A report commissioned by office products firm Fellowes asked 1,000 workers how employers could improve productivity and found that almost two-thirds (61%) of office workers believe a four-day working week would make them more productive. A further half of workers admitted they are unproductive for up to an hour every day. It was also revealed that 40% believe they would be more efficient working remotely.
Despite being the fifth largest economy in the world, the UK sits 15th in the productivity table, lagging behind the likes of Sweden (31 hours p/w), Denmark (27.2 hours p/w) and Norway (27.3 p/w) AppleWebData who all work, on average, less hours per week than Brits (32 hours p/w).
Many experts believe it’s time to look towards Scandinavian countries like Sweden – who recently trialed a six-hour working day – where employees have more flexibility to choose when and where they work. One of those people is world-leading productivity expert, Grace Marshall.
Author of How to be Really Productive; Grace Marshall and productivity expert at Think Productive said,
“We’ve found that a four-day work week increases momentum and motivation in the office, as well as giving employees more time to enjoy life outside of the workplace
“It is our ability to think well that increases the quality and value of our work, not how many hours we show up at the office. In fact, working longer hours can diminish our productivity as well as our wellbeing.”
The report also found that office equipment was also hampering worker output with a quarter of people claiming they have missed a deadline because they couldn’t get their hands on the right equipment in time.
Almost half (43%) of people surveyed admitted are distracted up to 15 times a day, with the average worker getting distracted every 35 minutes.
Grace Marshall added “Being distracted diminishes our ability to think clearly and creatively. Many office workers find they get far more work done in the day they work from home, or the hour before everyone else gets into the office – because they have less interruptions and distractions. Flexibility allows us to manage and balance the needs of our colleagues and deliver the work we need to get done.”
Fellowes UK Sales and Marketing Director Darryl Brunt added:
“It’s clear that our workplace has a huge effect on our productivity and our report shows a real need for businesses to take heed. Making small changes to employee’s work station comfort can reap rewards for their wellbeing and their working life. Employees who feel more productive working from home shouldn’t be forgotten either, everyone should be given access to the right products to ensure they can work well.”

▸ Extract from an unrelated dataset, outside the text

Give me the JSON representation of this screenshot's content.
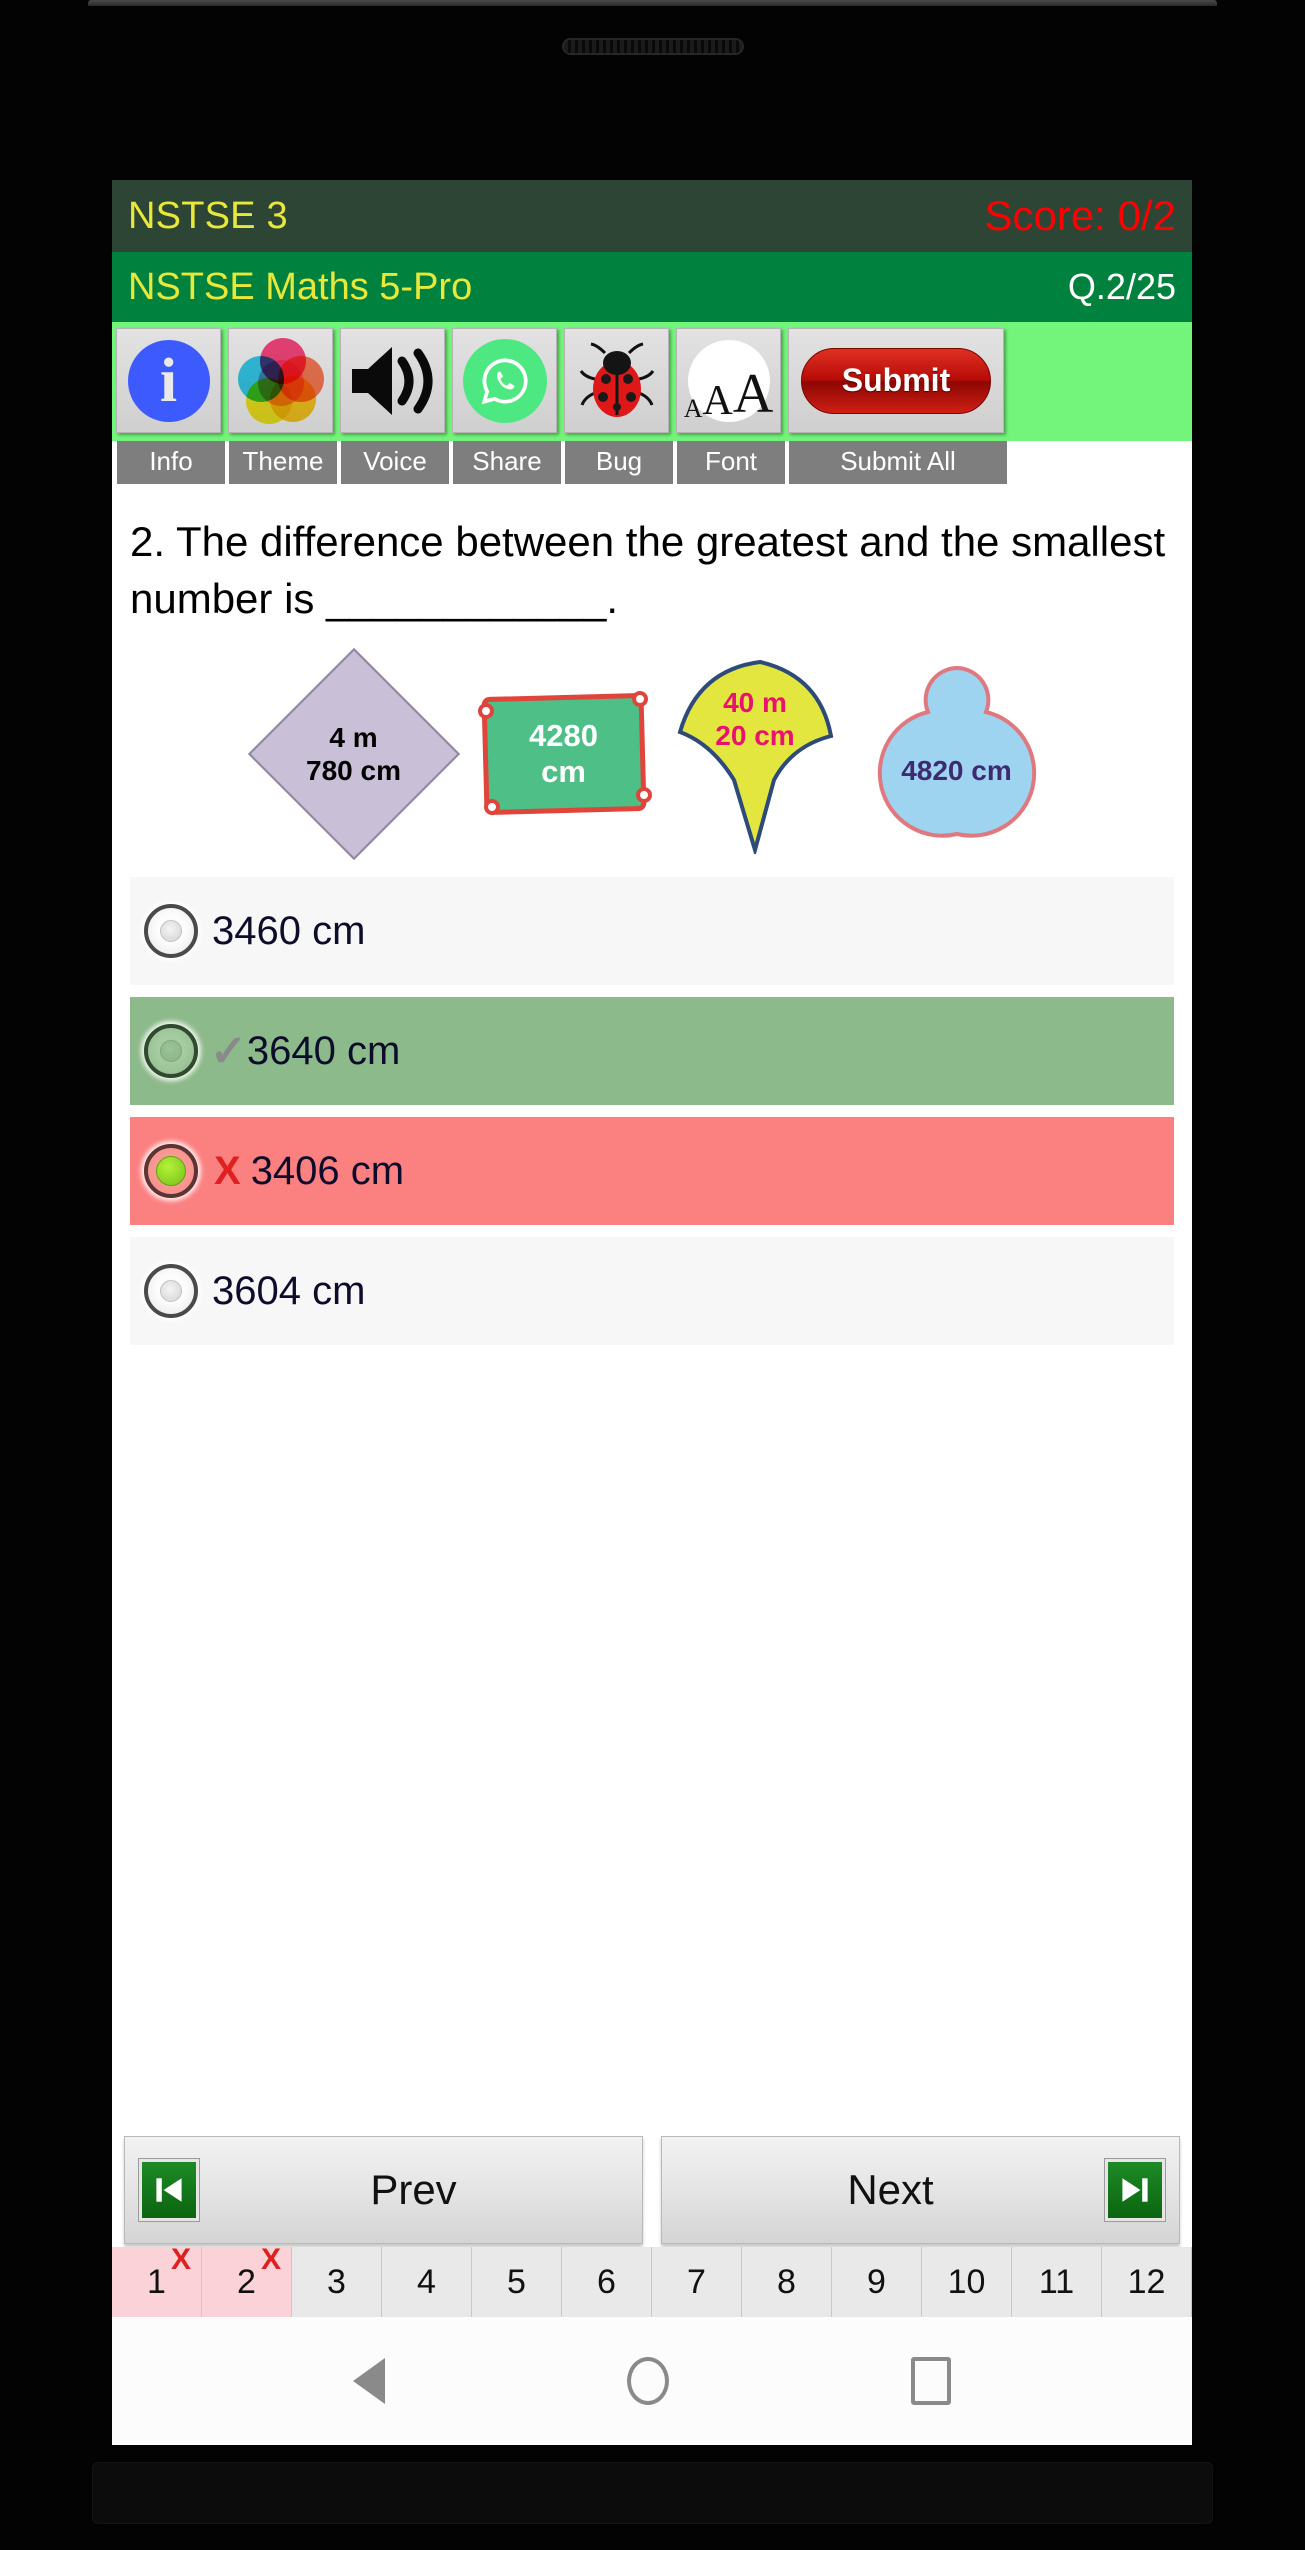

As part of its Working Well campaign, Fellowes, which is celebrating 100 years in the office product industry, aims to create an office environment which allows employees to reach their full potential.
Find out more at www.fellowes.com